**The input:**
= = = = = = =

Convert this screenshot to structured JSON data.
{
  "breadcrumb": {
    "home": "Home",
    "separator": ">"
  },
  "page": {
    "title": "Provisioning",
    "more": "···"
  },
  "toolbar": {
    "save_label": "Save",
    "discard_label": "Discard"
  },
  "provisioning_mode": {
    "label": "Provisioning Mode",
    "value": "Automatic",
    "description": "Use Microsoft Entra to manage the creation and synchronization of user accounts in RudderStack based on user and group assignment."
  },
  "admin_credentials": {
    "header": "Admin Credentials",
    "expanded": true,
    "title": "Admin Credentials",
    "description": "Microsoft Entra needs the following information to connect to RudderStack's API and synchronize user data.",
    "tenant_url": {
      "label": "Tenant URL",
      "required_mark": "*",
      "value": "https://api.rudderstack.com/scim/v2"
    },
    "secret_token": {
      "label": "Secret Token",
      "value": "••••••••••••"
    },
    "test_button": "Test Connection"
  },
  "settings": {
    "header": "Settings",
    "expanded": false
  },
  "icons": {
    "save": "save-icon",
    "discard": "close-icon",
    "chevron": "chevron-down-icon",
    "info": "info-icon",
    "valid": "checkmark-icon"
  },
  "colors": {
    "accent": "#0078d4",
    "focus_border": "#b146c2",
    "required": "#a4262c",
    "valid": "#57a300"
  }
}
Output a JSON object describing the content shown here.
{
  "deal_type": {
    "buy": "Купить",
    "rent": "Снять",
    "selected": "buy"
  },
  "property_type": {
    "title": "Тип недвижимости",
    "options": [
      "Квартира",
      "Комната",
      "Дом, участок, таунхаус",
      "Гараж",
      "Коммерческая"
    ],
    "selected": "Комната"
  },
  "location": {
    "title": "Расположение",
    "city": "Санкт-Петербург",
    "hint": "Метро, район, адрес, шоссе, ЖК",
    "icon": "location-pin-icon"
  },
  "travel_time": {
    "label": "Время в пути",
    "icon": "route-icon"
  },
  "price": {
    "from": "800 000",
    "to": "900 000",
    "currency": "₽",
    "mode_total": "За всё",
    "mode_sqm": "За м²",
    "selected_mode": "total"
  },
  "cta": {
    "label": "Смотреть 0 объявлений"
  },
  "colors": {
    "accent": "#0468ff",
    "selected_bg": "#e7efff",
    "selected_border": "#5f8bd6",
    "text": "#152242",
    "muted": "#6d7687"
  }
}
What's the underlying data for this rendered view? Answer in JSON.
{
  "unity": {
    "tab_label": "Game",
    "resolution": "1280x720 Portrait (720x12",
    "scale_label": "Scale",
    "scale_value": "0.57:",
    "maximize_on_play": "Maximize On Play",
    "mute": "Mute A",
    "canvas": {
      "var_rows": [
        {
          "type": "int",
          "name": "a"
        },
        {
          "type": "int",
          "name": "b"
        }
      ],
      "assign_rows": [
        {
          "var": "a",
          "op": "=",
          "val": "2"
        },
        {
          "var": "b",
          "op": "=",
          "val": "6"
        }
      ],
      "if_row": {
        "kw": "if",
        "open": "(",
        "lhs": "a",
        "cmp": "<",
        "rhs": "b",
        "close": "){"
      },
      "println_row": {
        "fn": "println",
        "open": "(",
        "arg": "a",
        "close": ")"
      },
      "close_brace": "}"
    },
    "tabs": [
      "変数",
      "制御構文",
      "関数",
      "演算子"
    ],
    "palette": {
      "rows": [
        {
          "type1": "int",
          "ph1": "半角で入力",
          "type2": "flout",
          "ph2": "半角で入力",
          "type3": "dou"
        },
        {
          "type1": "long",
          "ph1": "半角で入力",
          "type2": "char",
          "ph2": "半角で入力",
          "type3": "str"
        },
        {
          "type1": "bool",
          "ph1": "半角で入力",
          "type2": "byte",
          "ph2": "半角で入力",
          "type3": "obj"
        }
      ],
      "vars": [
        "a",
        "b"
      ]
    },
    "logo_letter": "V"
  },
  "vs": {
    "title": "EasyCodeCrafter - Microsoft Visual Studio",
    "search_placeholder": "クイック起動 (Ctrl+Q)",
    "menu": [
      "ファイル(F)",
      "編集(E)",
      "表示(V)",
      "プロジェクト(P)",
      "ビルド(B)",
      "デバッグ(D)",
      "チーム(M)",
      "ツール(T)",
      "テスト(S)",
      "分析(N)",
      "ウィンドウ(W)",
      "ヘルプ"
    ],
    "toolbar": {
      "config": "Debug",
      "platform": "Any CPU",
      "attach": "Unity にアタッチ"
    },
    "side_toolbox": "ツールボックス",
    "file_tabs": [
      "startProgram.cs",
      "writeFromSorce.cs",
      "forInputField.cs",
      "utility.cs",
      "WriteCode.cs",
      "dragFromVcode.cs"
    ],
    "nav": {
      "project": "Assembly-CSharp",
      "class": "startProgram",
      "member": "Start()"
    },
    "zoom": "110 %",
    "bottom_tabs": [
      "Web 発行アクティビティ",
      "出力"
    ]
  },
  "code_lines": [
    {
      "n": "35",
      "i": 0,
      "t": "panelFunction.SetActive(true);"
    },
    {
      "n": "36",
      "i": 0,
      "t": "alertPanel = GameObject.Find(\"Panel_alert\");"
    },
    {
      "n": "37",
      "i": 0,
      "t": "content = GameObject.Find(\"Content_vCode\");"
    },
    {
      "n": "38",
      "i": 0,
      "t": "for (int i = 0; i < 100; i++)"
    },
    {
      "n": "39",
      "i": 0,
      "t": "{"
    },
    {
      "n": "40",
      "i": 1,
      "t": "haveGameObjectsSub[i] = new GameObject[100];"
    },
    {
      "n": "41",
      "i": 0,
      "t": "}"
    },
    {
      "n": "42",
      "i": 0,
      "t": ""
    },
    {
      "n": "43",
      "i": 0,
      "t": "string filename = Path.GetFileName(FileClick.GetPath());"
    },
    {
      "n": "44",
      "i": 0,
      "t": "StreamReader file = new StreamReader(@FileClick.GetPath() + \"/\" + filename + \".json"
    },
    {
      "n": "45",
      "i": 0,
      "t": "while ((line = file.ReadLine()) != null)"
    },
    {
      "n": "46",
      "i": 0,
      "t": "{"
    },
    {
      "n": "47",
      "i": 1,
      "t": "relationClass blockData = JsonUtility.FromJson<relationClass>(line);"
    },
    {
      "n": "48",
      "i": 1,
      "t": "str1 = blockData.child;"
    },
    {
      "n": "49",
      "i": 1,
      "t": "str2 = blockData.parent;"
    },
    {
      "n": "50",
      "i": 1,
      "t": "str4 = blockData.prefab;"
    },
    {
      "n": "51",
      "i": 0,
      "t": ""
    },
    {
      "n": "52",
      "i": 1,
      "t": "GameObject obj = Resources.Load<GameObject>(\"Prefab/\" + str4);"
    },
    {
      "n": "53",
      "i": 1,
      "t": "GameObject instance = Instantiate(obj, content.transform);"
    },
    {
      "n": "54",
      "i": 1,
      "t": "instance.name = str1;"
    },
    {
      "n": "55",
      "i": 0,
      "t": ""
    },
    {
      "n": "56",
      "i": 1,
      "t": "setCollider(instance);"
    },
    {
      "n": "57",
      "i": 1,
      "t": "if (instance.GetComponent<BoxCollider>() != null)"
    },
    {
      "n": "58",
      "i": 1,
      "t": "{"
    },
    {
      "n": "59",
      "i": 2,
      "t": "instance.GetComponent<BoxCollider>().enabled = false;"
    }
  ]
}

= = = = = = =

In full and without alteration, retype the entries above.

Convert this screenshot to structured JSON data.
{
  "breadcrumb": {
    "home": "Home",
    "separator": ">"
  },
  "page": {
    "title": "Provisioning",
    "more": "···"
  },
  "toolbar": {
    "save_label": "Save",
    "discard_label": "Discard"
  },
  "provisioning_mode": {
    "label": "Provisioning Mode",
    "value": "Automatic",
    "description": "Use Microsoft Entra to manage the creation and synchronization of user accounts in RudderStack based on user and group assignment."
  },
  "admin_credentials": {
    "header": "Admin Credentials",
    "expanded": true,
    "title": "Admin Credentials",
    "description": "Microsoft Entra needs the following information to connect to RudderStack's API and synchronize user data.",
    "tenant_url": {
      "label": "Tenant URL",
      "required_mark": "*",
      "value": "https://api.rudderstack.com/scim/v2"
    },
    "secret_token": {
      "label": "Secret Token",
      "value": "••••••••••••"
    },
    "test_button": "Test Connection"
  },
  "settings": {
    "header": "Settings",
    "expanded": false
  },
  "icons": {
    "save": "save-icon",
    "discard": "close-icon",
    "chevron": "chevron-down-icon",
    "info": "info-icon",
    "valid": "checkmark-icon"
  },
  "colors": {
    "accent": "#0078d4",
    "focus_border": "#b146c2",
    "required": "#a4262c",
    "valid": "#57a300"
  }
}
Output a JSON object describing the content shown here.
{
  "deal_type": {
    "buy": "Купить",
    "rent": "Снять",
    "selected": "buy"
  },
  "property_type": {
    "title": "Тип недвижимости",
    "options": [
      "Квартира",
      "Комната",
      "Дом, участок, таунхаус",
      "Гараж",
      "Коммерческая"
    ],
    "selected": "Комната"
  },
  "location": {
    "title": "Расположение",
    "city": "Санкт-Петербург",
    "hint": "Метро, район, адрес, шоссе, ЖК",
    "icon": "location-pin-icon"
  },
  "travel_time": {
    "label": "Время в пути",
    "icon": "route-icon"
  },
  "price": {
    "from": "800 000",
    "to": "900 000",
    "currency": "₽",
    "mode_total": "За всё",
    "mode_sqm": "За м²",
    "selected_mode": "total"
  },
  "cta": {
    "label": "Смотреть 0 объявлений"
  },
  "colors": {
    "accent": "#0468ff",
    "selected_bg": "#e7efff",
    "selected_border": "#5f8bd6",
    "text": "#152242",
    "muted": "#6d7687"
  }
}
What's the underlying data for this rendered view? Answer in JSON.
{
  "unity": {
    "tab_label": "Game",
    "resolution": "1280x720 Portrait (720x12",
    "scale_label": "Scale",
    "scale_value": "0.57:",
    "maximize_on_play": "Maximize On Play",
    "mute": "Mute A",
    "canvas": {
      "var_rows": [
        {
          "type": "int",
          "name": "a"
        },
        {
          "type": "int",
          "name": "b"
        }
      ],
      "assign_rows": [
        {
          "var": "a",
          "op": "=",
          "val": "2"
        },
        {
          "var": "b",
          "op": "=",
          "val": "6"
        }
      ],
      "if_row": {
        "kw": "if",
        "open": "(",
        "lhs": "a",
        "cmp": "<",
        "rhs": "b",
        "close": "){"
      },
      "println_row": {
        "fn": "println",
        "open": "(",
        "arg": "a",
        "close": ")"
      },
      "close_brace": "}"
    },
    "tabs": [
      "変数",
      "制御構文",
      "関数",
      "演算子"
    ],
    "palette": {
      "rows": [
        {
          "type1": "int",
          "ph1": "半角で入力",
          "type2": "flout",
          "ph2": "半角で入力",
          "type3": "dou"
        },
        {
          "type1": "long",
          "ph1": "半角で入力",
          "type2": "char",
          "ph2": "半角で入力",
          "type3": "str"
        },
        {
          "type1": "bool",
          "ph1": "半角で入力",
          "type2": "byte",
          "ph2": "半角で入力",
          "type3": "obj"
        }
      ],
      "vars": [
        "a",
        "b"
      ]
    },
    "logo_letter": "V"
  },
  "vs": {
    "title": "EasyCodeCrafter - Microsoft Visual Studio",
    "search_placeholder": "クイック起動 (Ctrl+Q)",
    "menu": [
      "ファイル(F)",
      "編集(E)",
      "表示(V)",
      "プロジェクト(P)",
      "ビルド(B)",
      "デバッグ(D)",
      "チーム(M)",
      "ツール(T)",
      "テスト(S)",
      "分析(N)",
      "ウィンドウ(W)",
      "ヘルプ"
    ],
    "toolbar": {
      "config": "Debug",
      "platform": "Any CPU",
      "attach": "Unity にアタッチ"
    },
    "side_toolbox": "ツールボックス",
    "file_tabs": [
      "startProgram.cs",
      "writeFromSorce.cs",
      "forInputField.cs",
      "utility.cs",
      "WriteCode.cs",
      "dragFromVcode.cs"
    ],
    "nav": {
      "project": "Assembly-CSharp",
      "class": "startProgram",
      "member": "Start()"
    },
    "zoom": "110 %",
    "bottom_tabs": [
      "Web 発行アクティビティ",
      "出力"
    ]
  },
  "code_lines": [
    {
      "n": "35",
      "i": 0,
      "t": "panelFunction.SetActive(true);"
    },
    {
      "n": "36",
      "i": 0,
      "t": "alertPanel = GameObject.Find(\"Panel_alert\");"
    },
    {
      "n": "37",
      "i": 0,
      "t": "content = GameObject.Find(\"Content_vCode\");"
    },
    {
      "n": "38",
      "i": 0,
      "t": "for (int i = 0; i < 100; i++)"
    },
    {
      "n": "39",
      "i": 0,
      "t": "{"
    },
    {
      "n": "40",
      "i": 1,
      "t": "haveGameObjectsSub[i] = new GameObject[100];"
    },
    {
      "n": "41",
      "i": 0,
      "t": "}"
    },
    {
      "n": "42",
      "i": 0,
      "t": ""
    },
    {
      "n": "43",
      "i": 0,
      "t": "string filename = Path.GetFileName(FileClick.GetPath());"
    },
    {
      "n": "44",
      "i": 0,
      "t": "StreamReader file = new StreamReader(@FileClick.GetPath() + \"/\" + filename + \".json"
    },
    {
      "n": "45",
      "i": 0,
      "t": "while ((line = file.ReadLine()) != null)"
    },
    {
      "n": "46",
      "i": 0,
      "t": "{"
    },
    {
      "n": "47",
      "i": 1,
      "t": "relationClass blockData = JsonUtility.FromJson<relationClass>(line);"
    },
    {
      "n": "48",
      "i": 1,
      "t": "str1 = blockData.child;"
    },
    {
      "n": "49",
      "i": 1,
      "t": "str2 = blockData.parent;"
    },
    {
      "n": "50",
      "i": 1,
      "t": "str4 = blockData.prefab;"
    },
    {
      "n": "51",
      "i": 0,
      "t": ""
    },
    {
      "n": "52",
      "i": 1,
      "t": "GameObject obj = Resources.Load<GameObject>(\"Prefab/\" + str4);"
    },
    {
      "n": "53",
      "i": 1,
      "t": "GameObject instance = Instantiate(obj, content.transform);"
    },
    {
      "n": "54",
      "i": 1,
      "t": "instance.name = str1;"
    },
    {
      "n": "55",
      "i": 0,
      "t": ""
    },
    {
      "n": "56",
      "i": 1,
      "t": "setCollider(instance);"
    },
    {
      "n": "57",
      "i": 1,
      "t": "if (instance.GetComponent<BoxCollider>() != null)"
    },
    {
      "n": "58",
      "i": 1,
      "t": "{"
    },
    {
      "n": "59",
      "i": 2,
      "t": "instance.GetComponent<BoxCollider>().enabled = false;"
    }
  ]
}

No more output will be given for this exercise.